Despite mixed reviews for the film as a whole, Eva Green's performance as the naval officer Artemisia received rave reviews, with some going so far as to say she was more interesting than the heroes, and saved the film. Ty Burr of The Boston Globe, in his positive review stated, "Rise of an Empire may strike some as an improvement on the first film, if only for two reasons: naval warfare and the glorious absurdity of Eva Green." According to Rafer Guzman's Newsday review, "The one bright spot is Eva Green as Xerxes' machinator, Artemesia, a raccoon-eyed warrior princess... Green plays a snarling, insatiable, self-hating femme fatale and completely steals the show." And perhaps most emphatically, Stephanie Zacharek writing for The Village Voice exclaimed, "Rise of an Empire might have been essentially more of the same, but for one distinction that makes it 300 times better than its predecessor: Mere mortals of Athens, Sparta, and every city from Mumbai to Minneapolis, behold the magnificent Eva Green, and tremble!" 

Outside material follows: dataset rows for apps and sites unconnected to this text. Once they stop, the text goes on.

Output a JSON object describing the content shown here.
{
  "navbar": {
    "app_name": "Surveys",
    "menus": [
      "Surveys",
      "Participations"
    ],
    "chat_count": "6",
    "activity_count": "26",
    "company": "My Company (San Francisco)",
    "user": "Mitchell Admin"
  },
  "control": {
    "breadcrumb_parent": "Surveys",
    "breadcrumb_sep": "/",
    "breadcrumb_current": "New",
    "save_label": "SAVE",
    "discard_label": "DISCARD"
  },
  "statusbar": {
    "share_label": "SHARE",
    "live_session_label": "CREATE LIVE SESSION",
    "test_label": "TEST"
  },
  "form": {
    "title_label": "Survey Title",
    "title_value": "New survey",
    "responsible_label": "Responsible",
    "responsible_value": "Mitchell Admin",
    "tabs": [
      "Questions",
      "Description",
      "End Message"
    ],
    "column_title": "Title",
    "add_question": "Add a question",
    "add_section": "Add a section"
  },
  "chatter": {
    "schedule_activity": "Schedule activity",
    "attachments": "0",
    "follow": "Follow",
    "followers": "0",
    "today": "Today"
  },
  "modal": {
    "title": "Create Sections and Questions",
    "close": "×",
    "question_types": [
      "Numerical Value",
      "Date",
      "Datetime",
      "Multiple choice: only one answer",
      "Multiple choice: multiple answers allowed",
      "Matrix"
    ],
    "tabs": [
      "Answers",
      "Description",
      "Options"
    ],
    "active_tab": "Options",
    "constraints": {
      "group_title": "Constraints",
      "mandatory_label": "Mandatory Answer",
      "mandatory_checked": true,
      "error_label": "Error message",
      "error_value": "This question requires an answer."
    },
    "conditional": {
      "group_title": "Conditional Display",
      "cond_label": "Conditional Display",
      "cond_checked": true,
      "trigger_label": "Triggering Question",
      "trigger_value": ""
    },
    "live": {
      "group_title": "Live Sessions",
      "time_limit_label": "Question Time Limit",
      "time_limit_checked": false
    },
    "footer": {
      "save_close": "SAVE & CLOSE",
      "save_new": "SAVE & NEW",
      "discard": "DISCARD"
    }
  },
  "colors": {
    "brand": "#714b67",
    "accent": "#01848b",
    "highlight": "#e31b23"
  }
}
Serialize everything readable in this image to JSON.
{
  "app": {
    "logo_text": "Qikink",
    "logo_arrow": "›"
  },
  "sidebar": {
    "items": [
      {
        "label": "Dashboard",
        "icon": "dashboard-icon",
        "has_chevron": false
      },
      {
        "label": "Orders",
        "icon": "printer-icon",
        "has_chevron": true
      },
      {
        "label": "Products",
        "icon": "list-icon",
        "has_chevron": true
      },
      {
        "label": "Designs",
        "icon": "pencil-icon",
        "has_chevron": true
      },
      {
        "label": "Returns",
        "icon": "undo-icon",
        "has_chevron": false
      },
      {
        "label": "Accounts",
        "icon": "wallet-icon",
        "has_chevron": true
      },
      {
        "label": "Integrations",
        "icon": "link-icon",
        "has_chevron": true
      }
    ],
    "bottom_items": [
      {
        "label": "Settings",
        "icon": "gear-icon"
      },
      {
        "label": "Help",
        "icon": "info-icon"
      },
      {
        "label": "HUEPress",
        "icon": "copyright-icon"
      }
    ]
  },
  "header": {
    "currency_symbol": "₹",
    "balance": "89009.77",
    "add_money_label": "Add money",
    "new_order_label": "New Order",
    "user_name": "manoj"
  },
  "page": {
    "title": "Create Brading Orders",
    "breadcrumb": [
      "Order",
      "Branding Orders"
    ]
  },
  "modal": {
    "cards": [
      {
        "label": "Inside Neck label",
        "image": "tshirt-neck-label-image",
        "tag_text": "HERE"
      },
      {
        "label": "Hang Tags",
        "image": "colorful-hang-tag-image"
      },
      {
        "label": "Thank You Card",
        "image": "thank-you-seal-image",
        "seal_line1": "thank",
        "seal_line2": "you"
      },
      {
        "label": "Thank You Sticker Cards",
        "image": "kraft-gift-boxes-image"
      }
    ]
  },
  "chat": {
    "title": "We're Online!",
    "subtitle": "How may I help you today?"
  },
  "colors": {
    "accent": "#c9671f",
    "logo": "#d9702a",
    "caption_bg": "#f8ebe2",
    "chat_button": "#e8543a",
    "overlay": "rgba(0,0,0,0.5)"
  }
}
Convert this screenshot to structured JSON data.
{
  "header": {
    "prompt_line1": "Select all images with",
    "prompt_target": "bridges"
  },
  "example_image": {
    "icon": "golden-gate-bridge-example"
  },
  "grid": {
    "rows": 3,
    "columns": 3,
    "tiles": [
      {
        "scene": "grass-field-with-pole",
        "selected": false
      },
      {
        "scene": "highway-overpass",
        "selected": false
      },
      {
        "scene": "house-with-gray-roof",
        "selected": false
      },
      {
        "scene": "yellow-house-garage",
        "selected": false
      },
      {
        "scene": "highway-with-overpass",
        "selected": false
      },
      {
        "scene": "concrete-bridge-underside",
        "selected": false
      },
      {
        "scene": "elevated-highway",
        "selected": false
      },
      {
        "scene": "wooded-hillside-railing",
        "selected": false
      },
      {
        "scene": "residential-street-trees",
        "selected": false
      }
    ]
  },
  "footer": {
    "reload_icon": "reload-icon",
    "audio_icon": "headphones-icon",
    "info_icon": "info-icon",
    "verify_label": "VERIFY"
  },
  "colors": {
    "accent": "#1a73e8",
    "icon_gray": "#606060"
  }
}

Paul Cartledge, a professor of Greek culture at Cambridge University, noted that the film contains historical errors. For example, Darius was not killed as depicted as neither Xerxes nor Darius were present at the Battle of Marathon. Artemisia, historically a genuine queen and not an abused orphan slave, in reality argued against sailing into the straits and survived the Persian Wars. The Spartan navy contributed a mere 16 warships to the Greek fleet of 400 warships in the ending battle scene, and not a huge armada.